The entire project cost 6 million Swiss francs (about 5 million euros, or US$ 6.7 million). The monthly rent is from 1180 to 2595 Swiss Francs (1000 – 2130 euros, US$ 1310 – 2900), depending on the size of the apartment. Subsidized rents are available to people with a low income.


Switzerland is an expensive country to live in, so these figures do not appear as high to the Swiss as they do to people in other countries.


The architect estimates that the use of environmentally safer materials and other special features made the building cost 20 – 25% more than a conventional building.


The use of the fiberglass rebar in some parts of the building added about 90,000 SFr (74,000 euros, $100,000) to the construction cost.


Financing came from a variety of sources, including the City of Zurich and the State, as well as donations from corporations, foundations and private individuals. The remainder of the financing was loans obtained by the co-op, which owns the building.


Some of the funding was available because it was a pilot project, which could improve future building practices in Switzerland.



The project has been covered by various media in Europe, much of which is listed on the project web site:  www.gesundes-wohnen-mcs.ch.


Most of the information for this article comes from the following technical articles in the German language, which have additional pictures:


Gebaute Verträglichkeit, Katinka Corts, Swiss Architects magazine, Nov. 14, 2013.


Wohnraum für umweltkranke, TEC21, Michele Blätz Fleischli, 40/2013.
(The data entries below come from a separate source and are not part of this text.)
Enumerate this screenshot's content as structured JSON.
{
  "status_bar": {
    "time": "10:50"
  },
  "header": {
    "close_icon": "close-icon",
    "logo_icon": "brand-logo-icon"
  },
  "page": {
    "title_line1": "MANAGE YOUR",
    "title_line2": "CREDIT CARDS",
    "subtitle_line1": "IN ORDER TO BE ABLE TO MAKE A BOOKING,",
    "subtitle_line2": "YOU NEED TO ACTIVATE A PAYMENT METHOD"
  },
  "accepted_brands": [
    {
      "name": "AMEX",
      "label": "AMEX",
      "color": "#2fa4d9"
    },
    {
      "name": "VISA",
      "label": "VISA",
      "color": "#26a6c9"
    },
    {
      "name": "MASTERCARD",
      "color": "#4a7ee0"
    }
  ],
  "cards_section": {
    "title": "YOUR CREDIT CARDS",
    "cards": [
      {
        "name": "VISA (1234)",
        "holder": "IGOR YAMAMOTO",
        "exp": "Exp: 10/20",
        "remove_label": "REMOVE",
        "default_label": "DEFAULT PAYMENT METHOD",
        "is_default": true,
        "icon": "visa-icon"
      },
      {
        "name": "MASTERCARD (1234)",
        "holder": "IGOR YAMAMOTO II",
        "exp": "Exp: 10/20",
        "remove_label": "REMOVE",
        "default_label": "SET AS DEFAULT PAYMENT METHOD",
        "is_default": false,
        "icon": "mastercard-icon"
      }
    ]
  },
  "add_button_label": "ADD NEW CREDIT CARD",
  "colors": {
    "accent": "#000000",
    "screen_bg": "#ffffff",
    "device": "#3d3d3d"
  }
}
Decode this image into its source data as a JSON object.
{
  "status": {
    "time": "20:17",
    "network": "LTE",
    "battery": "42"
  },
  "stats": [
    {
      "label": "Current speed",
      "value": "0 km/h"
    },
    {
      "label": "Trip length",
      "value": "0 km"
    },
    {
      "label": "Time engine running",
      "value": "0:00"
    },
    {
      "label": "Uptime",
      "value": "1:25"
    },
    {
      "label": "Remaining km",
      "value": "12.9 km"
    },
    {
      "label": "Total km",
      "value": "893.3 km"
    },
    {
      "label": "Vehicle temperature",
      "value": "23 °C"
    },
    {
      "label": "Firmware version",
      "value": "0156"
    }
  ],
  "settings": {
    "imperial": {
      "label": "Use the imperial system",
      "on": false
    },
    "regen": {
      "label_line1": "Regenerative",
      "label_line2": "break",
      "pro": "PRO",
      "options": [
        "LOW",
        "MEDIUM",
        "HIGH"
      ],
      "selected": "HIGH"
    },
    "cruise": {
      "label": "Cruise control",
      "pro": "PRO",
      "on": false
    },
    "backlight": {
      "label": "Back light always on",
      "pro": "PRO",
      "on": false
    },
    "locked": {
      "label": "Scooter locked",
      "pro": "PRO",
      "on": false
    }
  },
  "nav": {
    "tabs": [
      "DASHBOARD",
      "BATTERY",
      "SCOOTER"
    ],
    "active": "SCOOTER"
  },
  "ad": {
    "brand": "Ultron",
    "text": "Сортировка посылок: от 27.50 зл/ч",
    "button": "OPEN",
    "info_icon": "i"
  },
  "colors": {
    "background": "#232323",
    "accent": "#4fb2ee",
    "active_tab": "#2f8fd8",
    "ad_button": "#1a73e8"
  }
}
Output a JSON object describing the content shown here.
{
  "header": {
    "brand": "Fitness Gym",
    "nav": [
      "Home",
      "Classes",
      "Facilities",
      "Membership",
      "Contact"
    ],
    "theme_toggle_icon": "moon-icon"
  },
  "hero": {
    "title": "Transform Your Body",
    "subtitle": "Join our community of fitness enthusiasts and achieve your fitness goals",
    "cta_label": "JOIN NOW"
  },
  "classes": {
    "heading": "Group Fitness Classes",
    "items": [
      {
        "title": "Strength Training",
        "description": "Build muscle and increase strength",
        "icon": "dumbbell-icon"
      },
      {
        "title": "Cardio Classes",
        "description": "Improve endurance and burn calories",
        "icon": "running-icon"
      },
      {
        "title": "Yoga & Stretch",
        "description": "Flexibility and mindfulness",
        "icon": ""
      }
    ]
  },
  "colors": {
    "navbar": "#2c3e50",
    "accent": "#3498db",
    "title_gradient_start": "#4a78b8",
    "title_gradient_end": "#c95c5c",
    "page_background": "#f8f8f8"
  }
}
Leben in einem gesunden Wohnumfeld, Stefan Hartmann, Panorama Raiffeisen, 6/2012.


Baustofftests für MCS-Kranke, Ueli Kasser, Daniel Savi, TEC21, 10/2013.


Das Experiment, Erhard Taverna, Schweizerische Ärztezeitung, 2013; 94, 43.


The architect, Andreas Zimmermann, kindly answered additional questions and also courteously supplied the illustrations for this article, except where noted otherwise. Michael Pöll from the city of Zurich kindly provided the environmental data.


All illustrations are copyrighted and used with permission.


Other environmental apartment projects

Several other apartment buildings have been built or modified for people with environmental sensitivities. Some of them are detailed in articles on:  www.eiwellspring.org/multiunit.html.


2014 (updated 2016)